Climate Change Impacts in the United States : Highlights
Climate change, once considered an issue for a distant future, has moved firmly into the present. This National Climate Assessment concludes that the evidence of human-induced climate change continues to strengthen and the impacts are increasing across the country. Americans are noticing changes all around them. Summers are longer and hotter, and extended periods of heat last longer than any living American has ever experienced. Winters are generally shorter and warmer. Rain comes in heavier downpours. People are seeing changes in the length and severity of seasonal allergies, the plant varieties that thrive in their gardens, and the kinds of birds they see in any particular month in their neighborhoods. Other changes are even more dramatic. Residents of some coastal cities see their streets flood more regularly during storms and high tides. Inland cities near large rivers also experience more flooding, especially in the Midwest and Northeast. Insurance rates are rising in some vulnerable locations, and insurance is no longer available in others. Hotter and drier weather and earlier snowmelt mean that wildfires in the West start earlier in the spring, last later into the fall, and burn more acreage. In Arctic Alaska, the summer sea ice that once protected the coasts has receded, and autumn storms now cause more erosion, threatening many communities with relocation. Scientists who study climate change confirm that these observations are consistent with significant changes in Earth's climatic trends. Long-term, independent records from weather stations, satellites, ocean buoys, tide gauges, and many other data sources all confirm that our nation, like the rest of the world, is warming. Many lines of independent evidence demonstrate that the rapid warming of the past half-century is due primarily to human activities. The observed warming and other climatic changes are triggering wide-ranging impacts in every region of our country and throughout our economy. This National Climate Assessment collects, integrates, and assesses observations and research from around the country, helping us to see what is actually happening and understand what it means in our lives, our livelihoods, and our future. This report includes analyses of impacts on seven sectors - human health, water, energy, transportation, agriculture, forests, and ecosystems - and the interactions among sectors at the national level. This report also assesses key impacts on all U.S. Regions as well as the country's coastal areas, oceans, and marine resources. This report documents the changes already observed and those projected for the future. It is important that these findings and response options be shared broadly to inform citizens and communities across our nation. Climate change presents a major challenge for society. This report advances our understanding of that challenge and the need for the American people to prepare for and respond to its far-reaching implications.
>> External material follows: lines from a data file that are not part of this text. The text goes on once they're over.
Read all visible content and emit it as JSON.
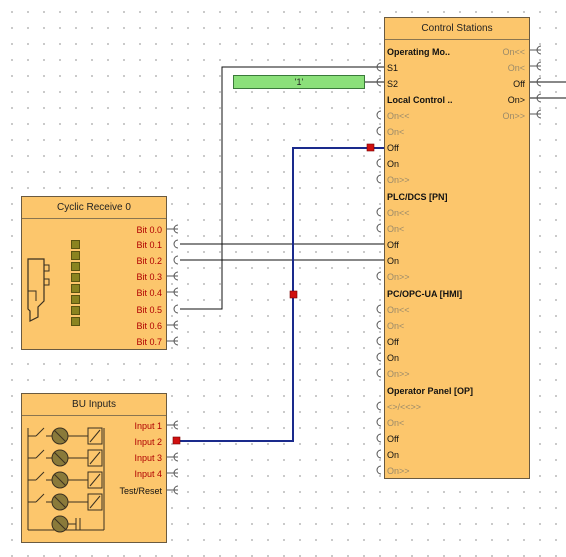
{
  "control_stations": {
    "title": "Control Stations",
    "operating_mode": {
      "header": "Operating Mo..",
      "s1": "S1",
      "s2": "S2"
    },
    "right_outputs": [
      "On<<",
      "On<",
      "Off",
      "On>",
      "On>>"
    ],
    "local_control": {
      "header": "Local Control ..",
      "items": [
        "On<<",
        "On<",
        "Off",
        "On",
        "On>>"
      ]
    },
    "plc_dcs": {
      "header": "PLC/DCS [PN]",
      "items": [
        "On<<",
        "On<",
        "Off",
        "On",
        "On>>"
      ]
    },
    "pc_opc": {
      "header": "PC/OPC-UA [HMI]",
      "items": [
        "On<<",
        "On<",
        "Off",
        "On",
        "On>>"
      ]
    },
    "operator_panel": {
      "header": "Operator Panel [OP]",
      "items": [
        "<>/<<>>",
        "On<",
        "Off",
        "On",
        "On>>"
      ]
    }
  },
  "constant_block": {
    "value": "'1'"
  },
  "cyclic_receive": {
    "title": "Cyclic Receive 0",
    "bits": [
      "Bit 0.0",
      "Bit 0.1",
      "Bit 0.2",
      "Bit 0.3",
      "Bit 0.4",
      "Bit 0.5",
      "Bit 0.6",
      "Bit 0.7"
    ]
  },
  "bu_inputs": {
    "title": "BU Inputs",
    "inputs": [
      "Input 1",
      "Input 2",
      "Input 3",
      "Input 4",
      "Test/Reset"
    ]
  },
  "colors": {
    "block_fill": "#fcc66c",
    "wire_blue": "#1a2a8c",
    "marker_red": "#d01010",
    "constant_green": "#8be07a"
  }
}
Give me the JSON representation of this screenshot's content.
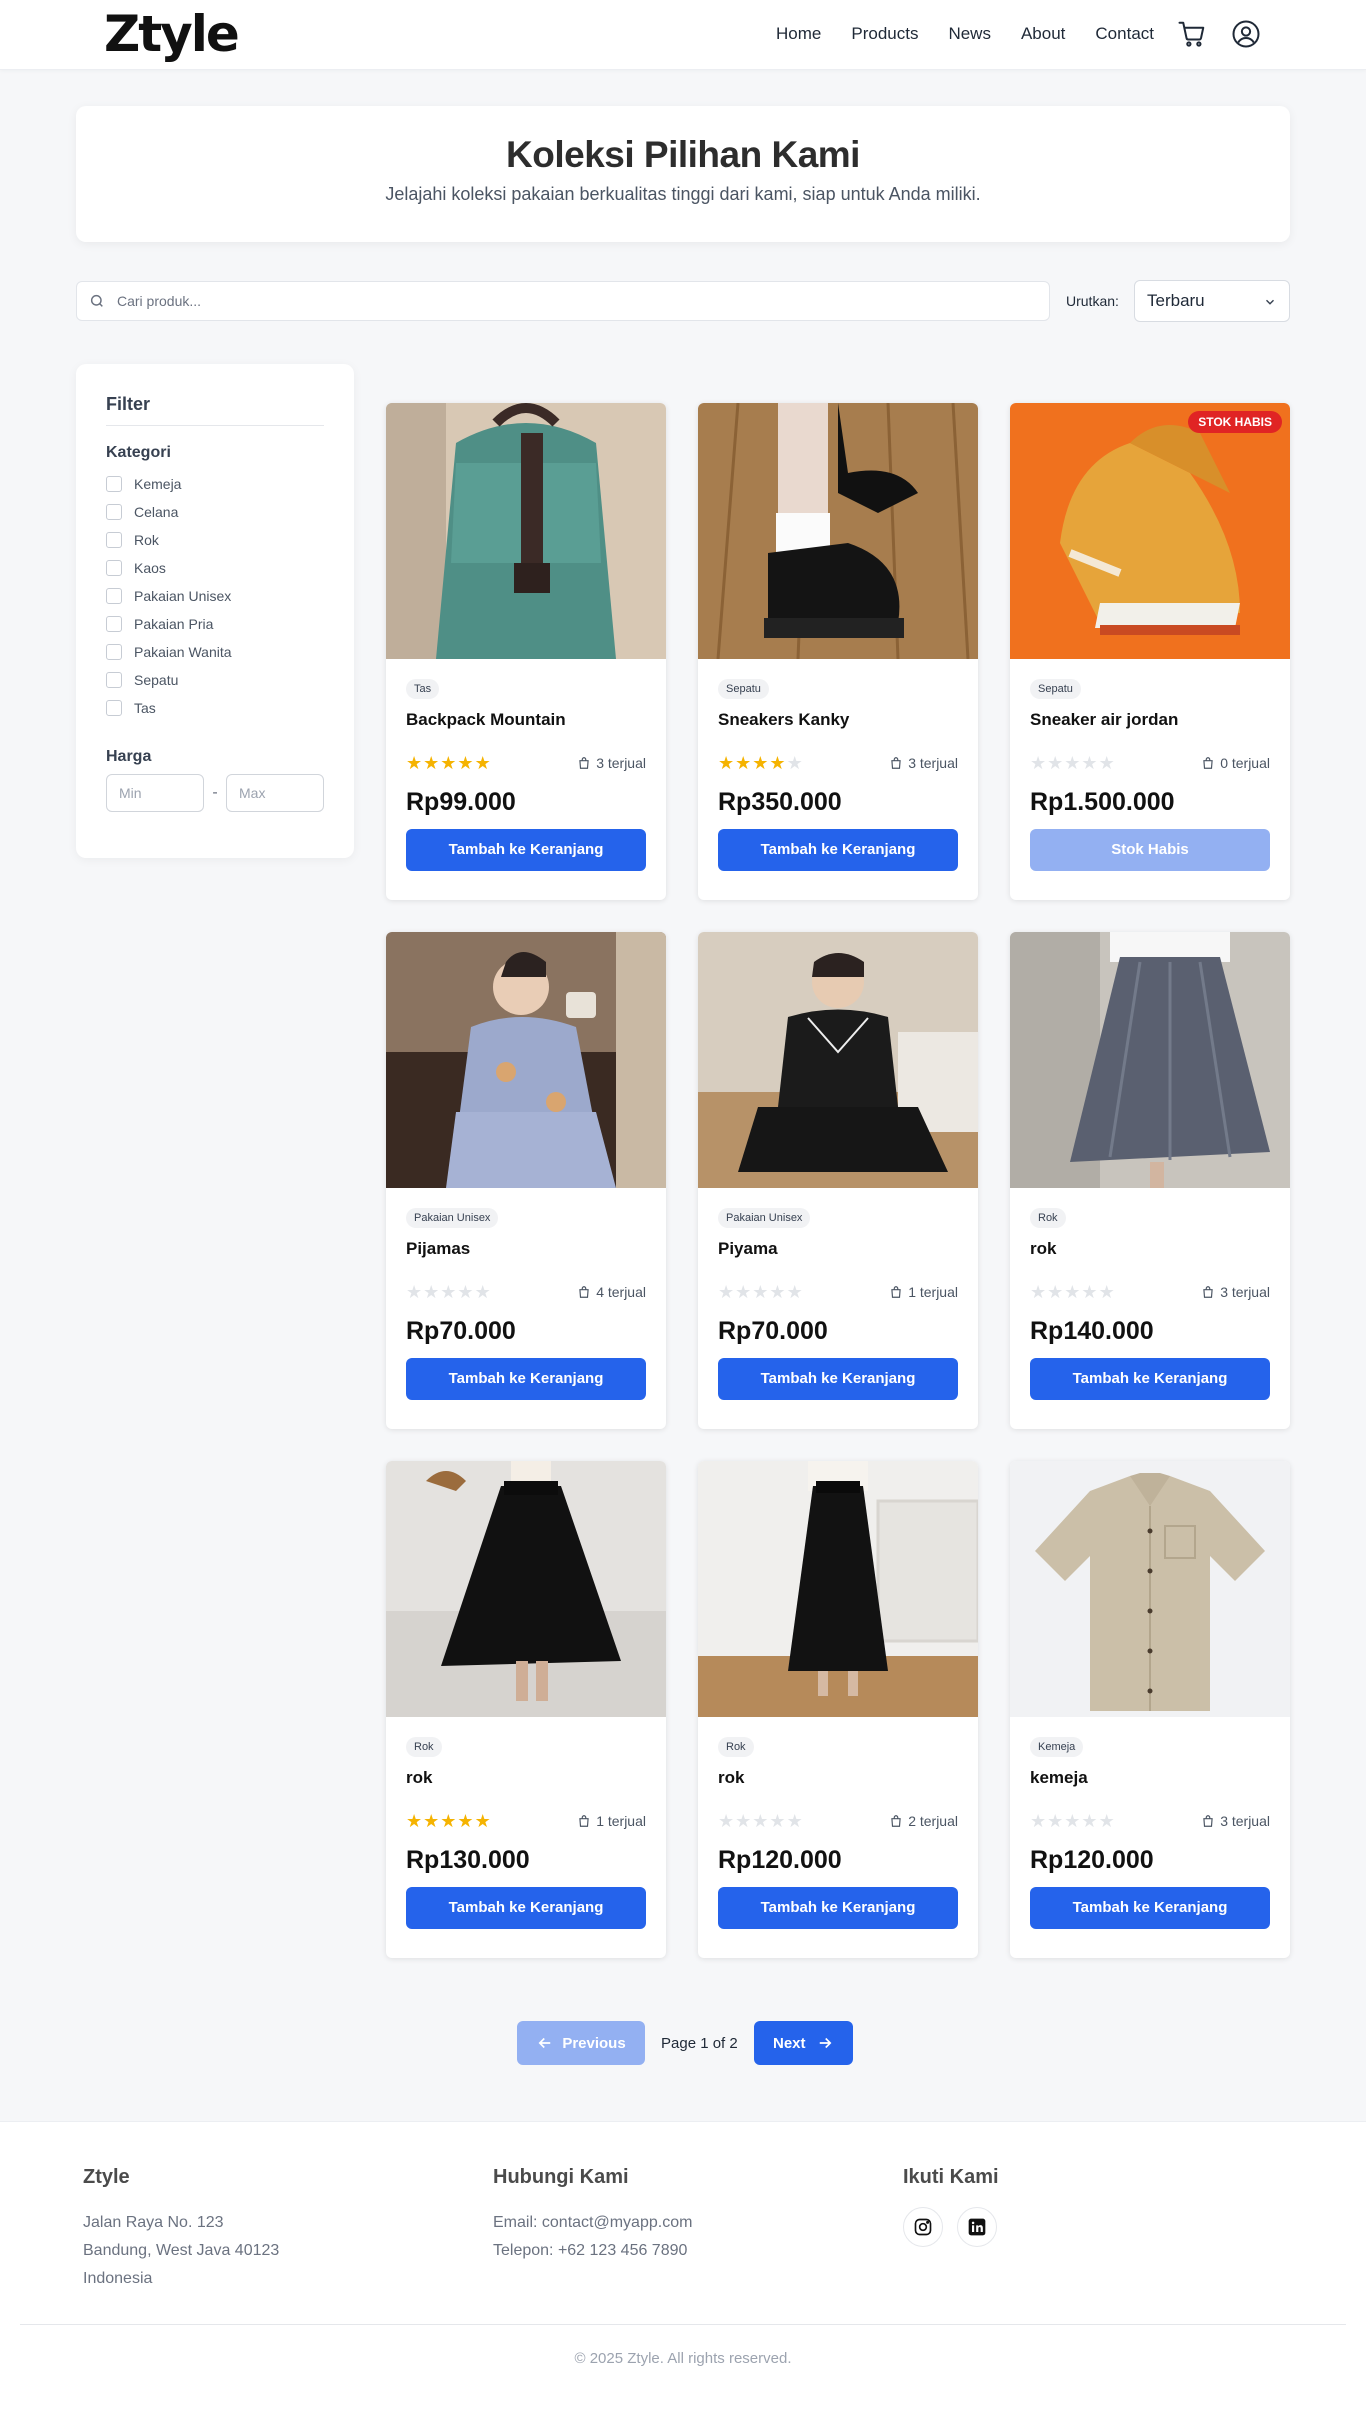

- Paperback | 144 pages
- 190.5 x 234.95 x 8.38mm | 340.19g
- 28 Jan 2015
- United States
- black & white illustrations